## [Aim of the task]
The response must reproduce every record below without alteration.

[Saved data entries]
::::::
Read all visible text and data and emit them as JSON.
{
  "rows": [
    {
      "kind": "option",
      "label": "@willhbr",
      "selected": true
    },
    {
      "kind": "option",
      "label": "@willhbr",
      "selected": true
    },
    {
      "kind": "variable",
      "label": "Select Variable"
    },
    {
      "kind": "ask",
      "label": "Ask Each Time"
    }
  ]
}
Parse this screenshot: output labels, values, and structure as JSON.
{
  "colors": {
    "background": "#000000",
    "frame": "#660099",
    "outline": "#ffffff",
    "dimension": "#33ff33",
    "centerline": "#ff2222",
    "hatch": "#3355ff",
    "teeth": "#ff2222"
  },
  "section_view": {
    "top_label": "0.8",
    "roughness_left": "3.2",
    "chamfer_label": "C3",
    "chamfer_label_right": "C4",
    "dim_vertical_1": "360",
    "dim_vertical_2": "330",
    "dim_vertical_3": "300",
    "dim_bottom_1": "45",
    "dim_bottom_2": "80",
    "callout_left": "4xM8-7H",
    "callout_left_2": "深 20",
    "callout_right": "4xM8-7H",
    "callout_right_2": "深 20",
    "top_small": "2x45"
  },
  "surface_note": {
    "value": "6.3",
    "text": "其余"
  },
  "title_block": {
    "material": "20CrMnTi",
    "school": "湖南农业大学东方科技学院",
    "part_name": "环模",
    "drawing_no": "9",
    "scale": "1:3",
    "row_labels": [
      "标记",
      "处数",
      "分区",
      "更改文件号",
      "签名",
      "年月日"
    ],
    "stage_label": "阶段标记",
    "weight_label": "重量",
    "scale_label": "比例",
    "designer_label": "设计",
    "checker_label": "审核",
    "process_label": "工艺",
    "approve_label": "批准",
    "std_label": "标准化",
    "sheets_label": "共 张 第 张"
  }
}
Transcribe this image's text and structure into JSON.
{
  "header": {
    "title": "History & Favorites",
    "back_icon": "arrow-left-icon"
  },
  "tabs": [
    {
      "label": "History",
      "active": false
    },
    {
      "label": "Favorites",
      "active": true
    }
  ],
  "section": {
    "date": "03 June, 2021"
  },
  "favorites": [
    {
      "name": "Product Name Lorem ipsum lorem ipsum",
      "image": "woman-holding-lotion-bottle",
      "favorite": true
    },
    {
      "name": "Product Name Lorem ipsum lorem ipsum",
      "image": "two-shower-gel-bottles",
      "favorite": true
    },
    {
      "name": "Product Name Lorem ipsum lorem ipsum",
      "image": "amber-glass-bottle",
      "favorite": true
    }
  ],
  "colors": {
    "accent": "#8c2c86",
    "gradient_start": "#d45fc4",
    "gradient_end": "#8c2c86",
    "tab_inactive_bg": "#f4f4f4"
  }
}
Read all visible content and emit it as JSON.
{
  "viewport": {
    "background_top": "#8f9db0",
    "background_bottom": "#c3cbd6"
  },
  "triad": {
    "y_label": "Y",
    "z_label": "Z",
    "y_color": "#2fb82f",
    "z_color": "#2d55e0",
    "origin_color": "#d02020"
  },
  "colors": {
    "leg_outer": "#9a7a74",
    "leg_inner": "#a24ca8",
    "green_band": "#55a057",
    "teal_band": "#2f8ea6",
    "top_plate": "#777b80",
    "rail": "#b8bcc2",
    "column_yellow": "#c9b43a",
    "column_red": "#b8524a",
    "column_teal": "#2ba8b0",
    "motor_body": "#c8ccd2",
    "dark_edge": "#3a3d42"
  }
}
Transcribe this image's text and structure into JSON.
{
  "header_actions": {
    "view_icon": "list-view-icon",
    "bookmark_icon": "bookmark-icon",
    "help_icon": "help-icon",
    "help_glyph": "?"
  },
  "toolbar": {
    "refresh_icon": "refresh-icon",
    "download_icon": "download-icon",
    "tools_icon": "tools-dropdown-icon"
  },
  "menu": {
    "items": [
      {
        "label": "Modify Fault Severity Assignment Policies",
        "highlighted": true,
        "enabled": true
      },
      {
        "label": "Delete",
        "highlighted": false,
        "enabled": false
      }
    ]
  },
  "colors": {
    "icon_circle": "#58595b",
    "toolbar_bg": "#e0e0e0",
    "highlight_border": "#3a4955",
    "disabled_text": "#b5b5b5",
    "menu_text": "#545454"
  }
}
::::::
## [Written answer]
Read all visible text and data and emit them as JSON.
{
  "rows": [
    {
      "kind": "option",
      "label": "@willhbr",
      "selected": true
    },
    {
      "kind": "option",
      "label": "@willhbr",
      "selected": true
    },
    {
      "kind": "variable",
      "label": "Select Variable"
    },
    {
      "kind": "ask",
      "label": "Ask Each Time"
    }
  ]
}
Parse this screenshot: output labels, values, and structure as JSON.
{
  "colors": {
    "background": "#000000",
    "frame": "#660099",
    "outline": "#ffffff",
    "dimension": "#33ff33",
    "centerline": "#ff2222",
    "hatch": "#3355ff",
    "teeth": "#ff2222"
  },
  "section_view": {
    "top_label": "0.8",
    "roughness_left": "3.2",
    "chamfer_label": "C3",
    "chamfer_label_right": "C4",
    "dim_vertical_1": "360",
    "dim_vertical_2": "330",
    "dim_vertical_3": "300",
    "dim_bottom_1": "45",
    "dim_bottom_2": "80",
    "callout_left": "4xM8-7H",
    "callout_left_2": "深 20",
    "callout_right": "4xM8-7H",
    "callout_right_2": "深 20",
    "top_small": "2x45"
  },
  "surface_note": {
    "value": "6.3",
    "text": "其余"
  },
  "title_block": {
    "material": "20CrMnTi",
    "school": "湖南农业大学东方科技学院",
    "part_name": "环模",
    "drawing_no": "9",
    "scale": "1:3",
    "row_labels": [
      "标记",
      "处数",
      "分区",
      "更改文件号",
      "签名",
      "年月日"
    ],
    "stage_label": "阶段标记",
    "weight_label": "重量",
    "scale_label": "比例",
    "designer_label": "设计",
    "checker_label": "审核",
    "process_label": "工艺",
    "approve_label": "批准",
    "std_label": "标准化",
    "sheets_label": "共 张 第 张"
  }
}
Transcribe this image's text and structure into JSON.
{
  "header": {
    "title": "History & Favorites",
    "back_icon": "arrow-left-icon"
  },
  "tabs": [
    {
      "label": "History",
      "active": false
    },
    {
      "label": "Favorites",
      "active": true
    }
  ],
  "section": {
    "date": "03 June, 2021"
  },
  "favorites": [
    {
      "name": "Product Name Lorem ipsum lorem ipsum",
      "image": "woman-holding-lotion-bottle",
      "favorite": true
    },
    {
      "name": "Product Name Lorem ipsum lorem ipsum",
      "image": "two-shower-gel-bottles",
      "favorite": true
    },
    {
      "name": "Product Name Lorem ipsum lorem ipsum",
      "image": "amber-glass-bottle",
      "favorite": true
    }
  ],
  "colors": {
    "accent": "#8c2c86",
    "gradient_start": "#d45fc4",
    "gradient_end": "#8c2c86",
    "tab_inactive_bg": "#f4f4f4"
  }
}
Read all visible content and emit it as JSON.
{
  "viewport": {
    "background_top": "#8f9db0",
    "background_bottom": "#c3cbd6"
  },
  "triad": {
    "y_label": "Y",
    "z_label": "Z",
    "y_color": "#2fb82f",
    "z_color": "#2d55e0",
    "origin_color": "#d02020"
  },
  "colors": {
    "leg_outer": "#9a7a74",
    "leg_inner": "#a24ca8",
    "green_band": "#55a057",
    "teal_band": "#2f8ea6",
    "top_plate": "#777b80",
    "rail": "#b8bcc2",
    "column_yellow": "#c9b43a",
    "column_red": "#b8524a",
    "column_teal": "#2ba8b0",
    "motor_body": "#c8ccd2",
    "dark_edge": "#3a3d42"
  }
}
Transcribe this image's text and structure into JSON.
{
  "header_actions": {
    "view_icon": "list-view-icon",
    "bookmark_icon": "bookmark-icon",
    "help_icon": "help-icon",
    "help_glyph": "?"
  },
  "toolbar": {
    "refresh_icon": "refresh-icon",
    "download_icon": "download-icon",
    "tools_icon": "tools-dropdown-icon"
  },
  "menu": {
    "items": [
      {
        "label": "Modify Fault Severity Assignment Policies",
        "highlighted": true,
        "enabled": true
      },
      {
        "label": "Delete",
        "highlighted": false,
        "enabled": false
      }
    ]
  },
  "colors": {
    "icon_circle": "#58595b",
    "toolbar_bg": "#e0e0e0",
    "highlight_border": "#3a4955",
    "disabled_text": "#b5b5b5",
    "menu_text": "#545454"
  }
}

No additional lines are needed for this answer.